I’d like to introduce you to Adam Boyd. Adam cold called me one day and introduced me to Market Sense and Sandler Training, which has since benefited me and my company greatly. (Hey, cold calling does work!) I have seen the significant impact the Sandler Training techniques, Market Sense and Adam have had on Far West Capital, how we interact with potential and existing customers, how we market our customers and Far West Capital’s bottom line. This magnificent trifecta has also helped me grow personally, too.
So you could get to know Adam and how he helps companies and individuals grow, we spoke with Adam about his work, Market Sense and everything else you might want to know.
You can also learn more about him at www.ms.sandler.com.
Q: What’s your favorite thing about what you do for a living?
A: I would say it’s solving problems, but that’s second to seeing people and companies grow. At a basic level, we’re impacting revenue and profitability very tangibly, and I do mean that when I say “growth.” Yet we’re seeing people overcome self-limiting beliefs, previously accepted ceilings on performance, and reach new levels of production. I love hearing stories of clients’ success, especially when they’ve overcome something that before seemed so daunting. What’s more, we see cultures become healthier and people begin enjoying their work more because they’ve gained a toolkit to handle difficult situations, people and discomfort.
Q: Why did you want to work at Market Sense?
A: I was at Acton when I met Karl, the founder of Market Sense. I knew I had to be able to sell to run a company. Whatever I was going to do in life, this skill set was going to be invaluable, and I wanted to know what he knew, so I applied for the opportunity to work at Market Sense and learn from him.
Q: You seem to speak frequently to businesses, organizations, schools, etc. What do you usually speak about?
A: I do speak frequently, and while the delivery changes somewhat, the content is largely focused in a few areas: sales, both tactical and strategic; sales management, the area where sales efforts are often compromised; hiring the best people for customer-facing roles; the impact of customer service on revenue and profitability; and effective communication.
Q: Where can we find you speaking next?
A: The Southwest Pool and Spa Show in San Antonio on Friday, March 2. We’ll be looking at how a different approach to selling can serve builders, retailers and service providers in the pool industry.
Q: What’s something every business owner or sales person should always follow?
A: I don’t know of too many absolutes, but business owners and salespeople both should have a process for finding and developing opportunities.

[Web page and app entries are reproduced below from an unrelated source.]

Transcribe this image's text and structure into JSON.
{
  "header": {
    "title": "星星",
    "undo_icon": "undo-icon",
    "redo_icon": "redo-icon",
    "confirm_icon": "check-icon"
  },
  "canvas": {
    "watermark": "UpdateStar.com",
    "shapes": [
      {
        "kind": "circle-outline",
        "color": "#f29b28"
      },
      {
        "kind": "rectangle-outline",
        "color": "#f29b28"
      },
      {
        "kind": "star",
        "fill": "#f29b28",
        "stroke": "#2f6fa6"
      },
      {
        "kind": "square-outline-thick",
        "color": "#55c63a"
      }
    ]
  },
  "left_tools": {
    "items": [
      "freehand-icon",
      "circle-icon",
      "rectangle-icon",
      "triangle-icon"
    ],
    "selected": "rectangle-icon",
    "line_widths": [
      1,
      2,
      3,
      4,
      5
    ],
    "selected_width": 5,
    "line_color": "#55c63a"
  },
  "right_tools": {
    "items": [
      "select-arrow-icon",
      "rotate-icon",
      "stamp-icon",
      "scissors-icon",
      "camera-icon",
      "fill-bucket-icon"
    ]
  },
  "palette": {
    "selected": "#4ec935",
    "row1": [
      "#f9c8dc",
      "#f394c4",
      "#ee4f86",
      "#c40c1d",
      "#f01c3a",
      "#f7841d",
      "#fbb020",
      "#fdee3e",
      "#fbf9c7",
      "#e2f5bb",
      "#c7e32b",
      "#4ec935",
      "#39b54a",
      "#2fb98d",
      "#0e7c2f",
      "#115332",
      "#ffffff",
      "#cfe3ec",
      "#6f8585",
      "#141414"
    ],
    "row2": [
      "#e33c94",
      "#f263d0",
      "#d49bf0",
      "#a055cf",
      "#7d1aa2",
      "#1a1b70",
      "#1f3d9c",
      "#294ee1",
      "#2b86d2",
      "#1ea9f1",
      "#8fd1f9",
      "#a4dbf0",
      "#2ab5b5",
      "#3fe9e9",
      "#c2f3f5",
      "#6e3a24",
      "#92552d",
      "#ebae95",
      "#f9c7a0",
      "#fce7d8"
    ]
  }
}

They have process for marketing (or should), for processing orders, for delivering services and/or goods, for accounting. Why don’t we follow process when it comes to selling? Too often, people and companies fly by the seat of their pants, and couldn’t teach or replicate what they do successfully with someone else. That’s a problem as we try to communicate where opportunities are in the pipeline, and as we try to speak a common language within the company. What “qualified” means varies from rep to rep inside a company, as does the definition of a prospect. That leads to inefficiencies and busted forecasts.
Q: How has becoming a father changed you?
A: I sleep a lot less! Actually, that’s the least of my concerns. I’ve been changed in a couple of ways: 1) my desires are a little simpler, as most fathers can probably attest. I’m much happier just being with lovely wife, and my little boy. 2) I’m a little more aware of my actions and myself. I keep asking myself, “Is what I’m doing something my son could one day respect? Am I living with integrity in the little things? Am I letting fear get in my way?” Knowing there’s a little one looking at me, even from his young vantage point, has helped me think more clearly about what I do and why I do it.
Q: What’s your favorite part about being a dad?
A: I love seeing his smile. I love making him laugh. How do you beat that? That’s such a deep joy, and it’s wonderful.
Q: What do you do outside of work?
A: I’m pretty simple. I read a little of a lot of books; I follow college football closely (Hence, the reading. I have nothing else to do between Jan-early August); we travel around Texas some; love watching old episodes of Friday Night Lights, the greatest television show in my lifetime; and I coach high school football at a private school in Austin. It’s an expensive habit (30-40 hours/week from August-early December), but I love it. I moved to Texas initially to coach high school football, and I’ve never been able to fully get that itch scratched, so I do it through this.